Birdie Owner Tips
Puting Your Birdie To Work
Here are some Birdie Owner tips to help you commit to using the birdie on your camera.
Most of us are a bit apprehensive and hesitant to break out of our normal comfort zone when it comes to taking photos. We know we have a photographic moment in front of us with family and friends but tend to sheepishly pull out our camera and quickly snap a picture from a distance and usually when our subjects are hardly paying attention. (Thinking to ourselves, "there, I took that photo, that's done.")
What good is a photo when years later you have to say, "I think that is uncle Dale in the photo." Make it count when your camera is out. Pretend you are a pro for a minute or two and gather the flock when you can. (Birdies love flocks.)
Grab some attention - Announce your intention. "Hey everyone, let me grab a few photos before the food arrives," or something like "Michelle, our hostess would love a few photos, do you mind?"
Show a birdie around to your little ones and build interest and curiosity. Say a quick "where's the birdie going?" and pull it back to your camera. The adults get it and the child will too!
"This little birdie flew out from California! It is based on the phrase
"watch the birdie"
and goes as far back as 1879 in the early days of cameras." (Look at your camera phone or digital camera and think of how far we've come along in photography. It is a great conversation topic as they tell you about their latest tablet or iphone capabilities.)
Great Photos Are Priceless
People's lives boil down to a photography board or a slide show-like presentation. You owe it to loved ones to zoom in close, get their attention, pull in a friend or family member and say "watch the birdie," and capture some genuine smiles and laughter.
Teens today aren't hesitant or so uptight with taking photos so they do not need birdie owner tips but hopefully these few thoughts will help empower you to use the birdie or at least some other photo prop to demonstrate the importance you are placing on getting some great photos.
Build trust and let friends and family have confidence in your ability to bring out the best in them in photos.
Use a flash to flatter. Get your camera to flash even in daylight for portraits. The back ground lighting shuts the camera down and faces get too dark but the average camera user doesn't think about it until it's too late and happy, outside faces are fun to capture.

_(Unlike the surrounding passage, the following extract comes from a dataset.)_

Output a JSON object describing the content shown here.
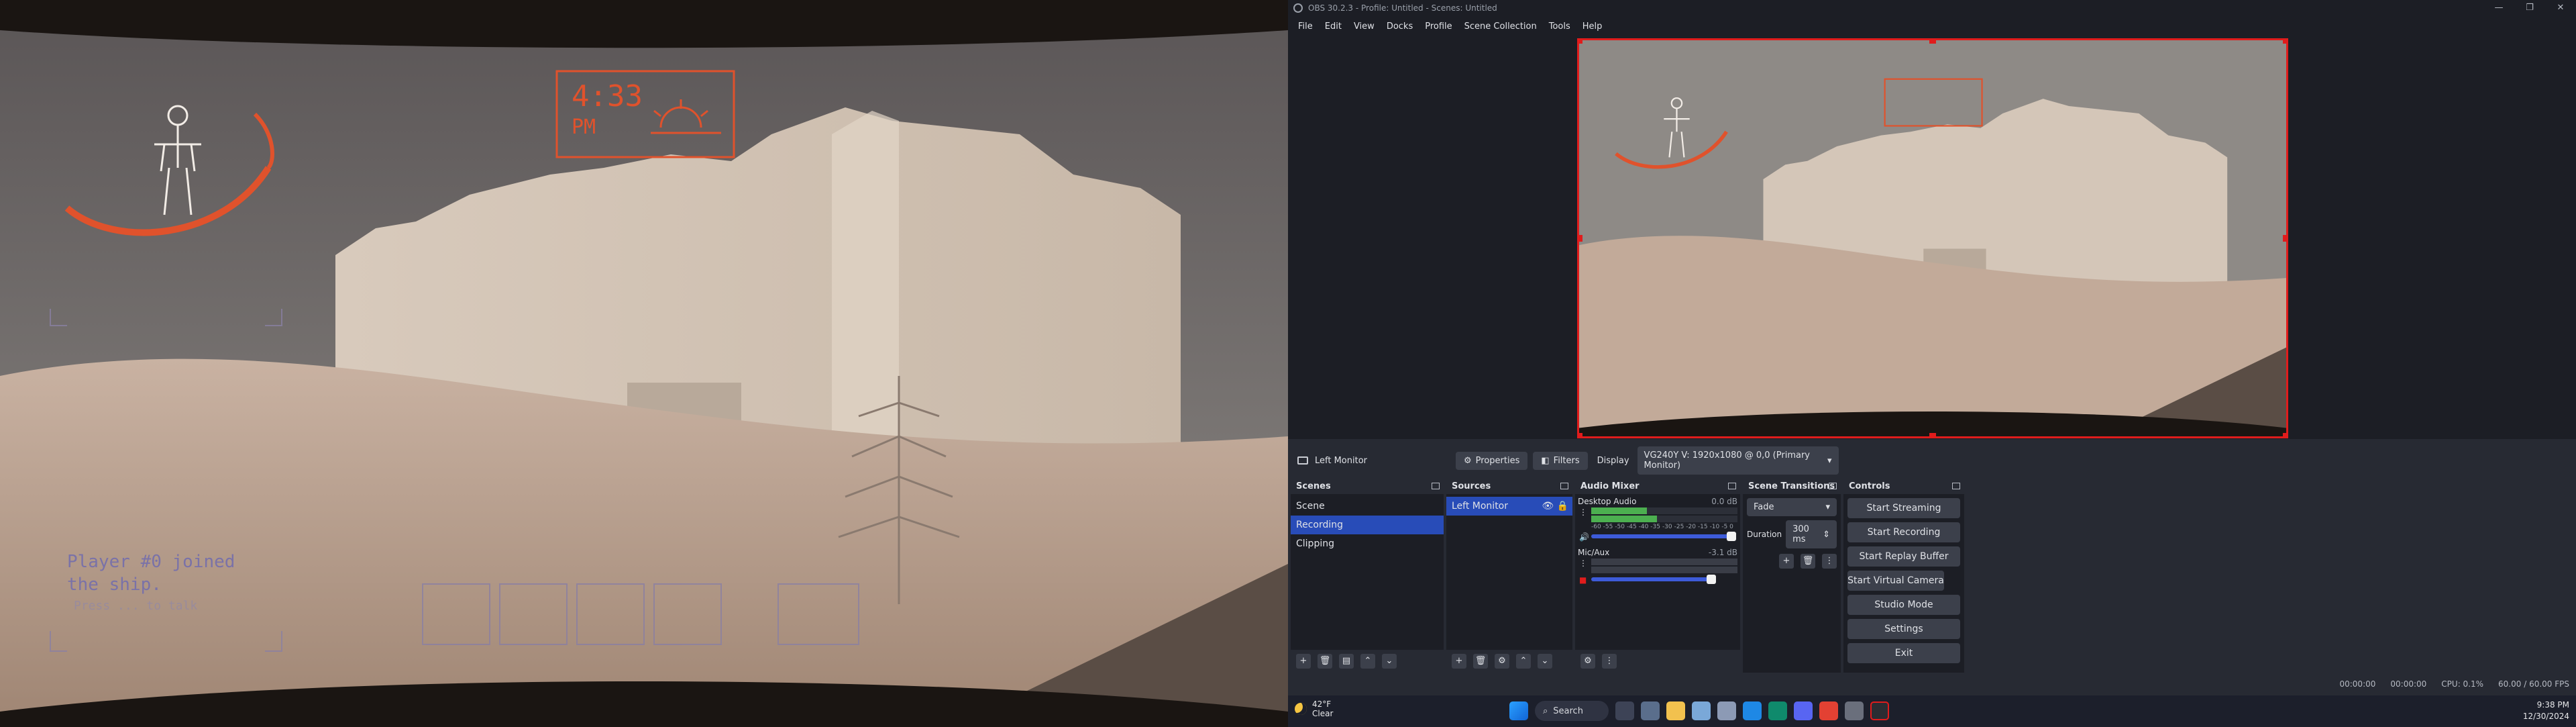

Prioritize your posts. Don't just inundate your social feeds with any photo and all of your photos. Is it frame worthy? Will your subjects love it?
One more tip is to trying using your camera's "multiple" or "continous" shot feature. It's the one that lets you snap consecutive photos in a rapid fire succession. (As long as you have the photo set up, give yourself some more chances of getting a "keeper.")

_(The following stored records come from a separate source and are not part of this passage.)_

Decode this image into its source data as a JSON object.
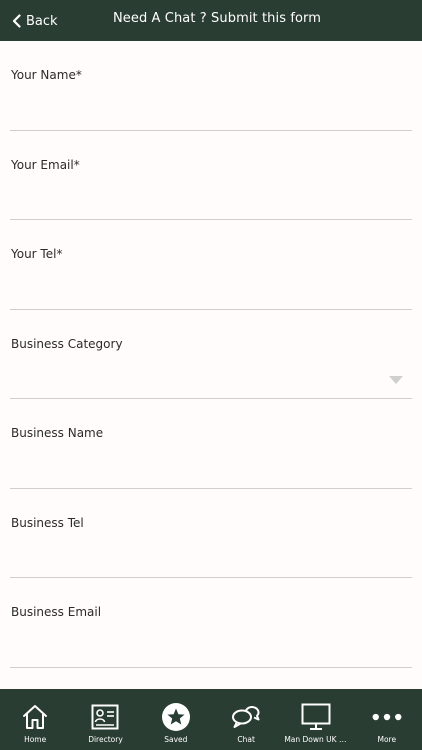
{
  "header": {
    "back_label": "Back",
    "title": "Need A Chat ? Submit this form"
  },
  "form": {
    "fields": [
      {
        "label": "Your Name*",
        "value": ""
      },
      {
        "label": "Your Email*",
        "value": ""
      },
      {
        "label": "Your Tel*",
        "value": ""
      },
      {
        "label": "Business Category",
        "value": ""
      },
      {
        "label": "Business Name",
        "value": ""
      },
      {
        "label": "Business Tel",
        "value": ""
      },
      {
        "label": "Business Email",
        "value": ""
      }
    ]
  },
  "tabbar": {
    "items": [
      {
        "label": "Home",
        "icon": "home-icon"
      },
      {
        "label": "Directory",
        "icon": "directory-icon"
      },
      {
        "label": "Saved",
        "icon": "star-icon"
      },
      {
        "label": "Chat",
        "icon": "chat-bubbles-icon"
      },
      {
        "label": "Man Down UK We...",
        "icon": "monitor-icon"
      },
      {
        "label": "More",
        "icon": "more-dots-icon"
      }
    ]
  },
  "colors": {
    "bar": "#2a3d32",
    "background": "#fffcfb",
    "divider": "#cfcfcf"
  }
}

We hope these birdie owner tips have helped to motivate and encourage you to make it fun to smile for the camera whether you are a birdie owner or not.
And those of us at SmileForMeToys aplaud your effort since it is a person like you that helps to make this world a better place one smile at a time.
Watch the Birdie Video